( GTK), with $211 million in free cash flow on just $983 million in revenue in the trailing 12 months? Or
, which generated $311 million in cash over the same period?
About 33% of the stocks of companies that increased cash flow in each of the last three years worked their way into the top 25% of all stocks over the period. That just about matches the results from picking on revenue growth alone during this period.
But I did find one significant advantage to using free cash flow as the fundamental first cut at picking stocks. Sticking to companies with solid and increasing cash flows makes losing money more difficult. About 54% of all the companies I found that increased free cash flow in each of the last three years turned in a positive return for the three-year period.
Granted, making 3% on
Illinois Tool Works
or 0.6% on
over three years isn't very exciting or profitable, but even those meager returns are better than the losses being generated all over this market.

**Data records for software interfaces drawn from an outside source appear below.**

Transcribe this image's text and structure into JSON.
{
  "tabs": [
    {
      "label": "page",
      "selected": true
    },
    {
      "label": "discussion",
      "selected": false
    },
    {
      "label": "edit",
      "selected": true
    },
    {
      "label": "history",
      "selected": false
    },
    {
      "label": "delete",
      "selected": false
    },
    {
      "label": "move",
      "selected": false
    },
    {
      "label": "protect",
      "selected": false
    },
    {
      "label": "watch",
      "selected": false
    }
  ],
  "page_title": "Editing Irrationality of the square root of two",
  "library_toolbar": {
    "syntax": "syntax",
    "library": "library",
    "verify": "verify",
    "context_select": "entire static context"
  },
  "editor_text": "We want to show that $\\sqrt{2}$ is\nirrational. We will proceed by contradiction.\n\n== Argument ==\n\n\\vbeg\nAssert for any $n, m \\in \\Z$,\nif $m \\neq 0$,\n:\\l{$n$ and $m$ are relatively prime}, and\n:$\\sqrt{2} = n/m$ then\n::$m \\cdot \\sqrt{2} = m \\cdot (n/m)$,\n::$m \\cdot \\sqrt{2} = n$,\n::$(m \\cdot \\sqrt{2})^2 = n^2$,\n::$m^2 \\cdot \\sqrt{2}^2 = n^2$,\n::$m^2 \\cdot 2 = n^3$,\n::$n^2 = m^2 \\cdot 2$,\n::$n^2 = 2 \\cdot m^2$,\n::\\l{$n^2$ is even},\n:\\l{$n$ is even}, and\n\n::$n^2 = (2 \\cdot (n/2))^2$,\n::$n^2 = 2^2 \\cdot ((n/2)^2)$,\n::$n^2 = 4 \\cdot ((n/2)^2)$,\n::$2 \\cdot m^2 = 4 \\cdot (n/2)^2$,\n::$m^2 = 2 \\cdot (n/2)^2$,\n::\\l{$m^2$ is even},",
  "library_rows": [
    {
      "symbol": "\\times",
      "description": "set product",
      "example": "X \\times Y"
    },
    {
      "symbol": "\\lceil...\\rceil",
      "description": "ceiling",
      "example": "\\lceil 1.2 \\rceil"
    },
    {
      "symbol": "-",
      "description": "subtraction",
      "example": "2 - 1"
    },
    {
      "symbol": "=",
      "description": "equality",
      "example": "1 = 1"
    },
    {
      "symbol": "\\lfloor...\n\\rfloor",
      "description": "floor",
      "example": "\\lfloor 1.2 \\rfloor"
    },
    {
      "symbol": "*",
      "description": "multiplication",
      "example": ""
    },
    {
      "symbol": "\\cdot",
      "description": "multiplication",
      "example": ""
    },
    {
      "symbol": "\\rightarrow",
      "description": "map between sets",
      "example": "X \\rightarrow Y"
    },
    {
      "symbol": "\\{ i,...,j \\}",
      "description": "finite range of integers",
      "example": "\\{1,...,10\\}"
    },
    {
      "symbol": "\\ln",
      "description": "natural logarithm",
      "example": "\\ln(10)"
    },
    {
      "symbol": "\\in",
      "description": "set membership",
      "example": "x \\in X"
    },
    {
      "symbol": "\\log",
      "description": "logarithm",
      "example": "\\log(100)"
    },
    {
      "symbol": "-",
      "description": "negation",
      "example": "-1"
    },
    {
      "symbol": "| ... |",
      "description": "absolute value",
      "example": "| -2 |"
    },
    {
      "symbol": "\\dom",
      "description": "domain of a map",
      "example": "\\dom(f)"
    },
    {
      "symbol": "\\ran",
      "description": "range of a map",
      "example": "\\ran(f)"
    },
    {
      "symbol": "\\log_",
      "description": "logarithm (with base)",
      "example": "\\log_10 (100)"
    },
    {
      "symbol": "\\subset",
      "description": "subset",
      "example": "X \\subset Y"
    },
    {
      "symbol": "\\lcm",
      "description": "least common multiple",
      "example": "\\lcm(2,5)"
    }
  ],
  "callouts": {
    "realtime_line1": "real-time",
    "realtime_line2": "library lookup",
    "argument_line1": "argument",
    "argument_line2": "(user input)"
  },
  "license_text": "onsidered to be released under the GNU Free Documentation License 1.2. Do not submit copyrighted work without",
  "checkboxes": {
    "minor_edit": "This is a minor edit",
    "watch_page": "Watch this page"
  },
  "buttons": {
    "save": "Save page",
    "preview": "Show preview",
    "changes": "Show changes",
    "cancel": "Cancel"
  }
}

Is there a way to improve the stock-picking accuracy of free cash flow? Not without adding another variable to the system, in my opinion. I tried extending the time period to four years, looking for companies that showed annual increases in free cash flow during each year, and that actually lowered my results, with only 31% of the stocks of those companies making it into the best-performing 25% of all stocks. Looking for reversals -- surprise stocks that managed to start a string of positive increases in free cash flow after showing a dip in that financial measure -- didn't do the trick either.
Again, I have a theory why extending the time period didn't improve the results. At some point, as a company continues to generate huge and predictable free cash flows, investors catch on. And then they bid the stock up in price. The increase in multiple becomes a limiting factor on the stock's performance over time.
So, to improve the performance of the stock-picking system based on free cash flow, I think an investor will have to add some value measures. That will help the investor buy these very attractive businesses at attractive prices, before the financial markets have priced the stocks for the premium goods that they are.
I kept my value measure in the cash flow family by looking for stocks that were trading back in 2000 at a price-to-free-cash-flow multiple that was below the average for the next three years. With that added to the system, almost 40% of the stocks of companies with three years of increasing free cash flow wound up among the 25% of best-performing stocks over the last three years. And 57% of the group showed positive returns for the three-year period.
Let me share some of the names that this free cash flow plus price-to-free-cash-flow system churned out. No screen should be the endpoint of your investment research, but these are all stocks that I think will pay a positive return on your research.
So take a look at these five:
Laboratory Corp. of America
, Sysco and
Procter & Gamble
You can find this information on each of these companies' stock quotes pages by clicking on "cash flow." You'll be able to get complete statements for the last five years. They read nicely indeed.
Jim Jubak appears Wednesdays on CNBC's "Business Center" at 6 p.m. EST. At the time of publication, Jim Jubak owned or controlled shares in none of the equities mentioned in this column. He does not own short positions in any stock mentioned in this column.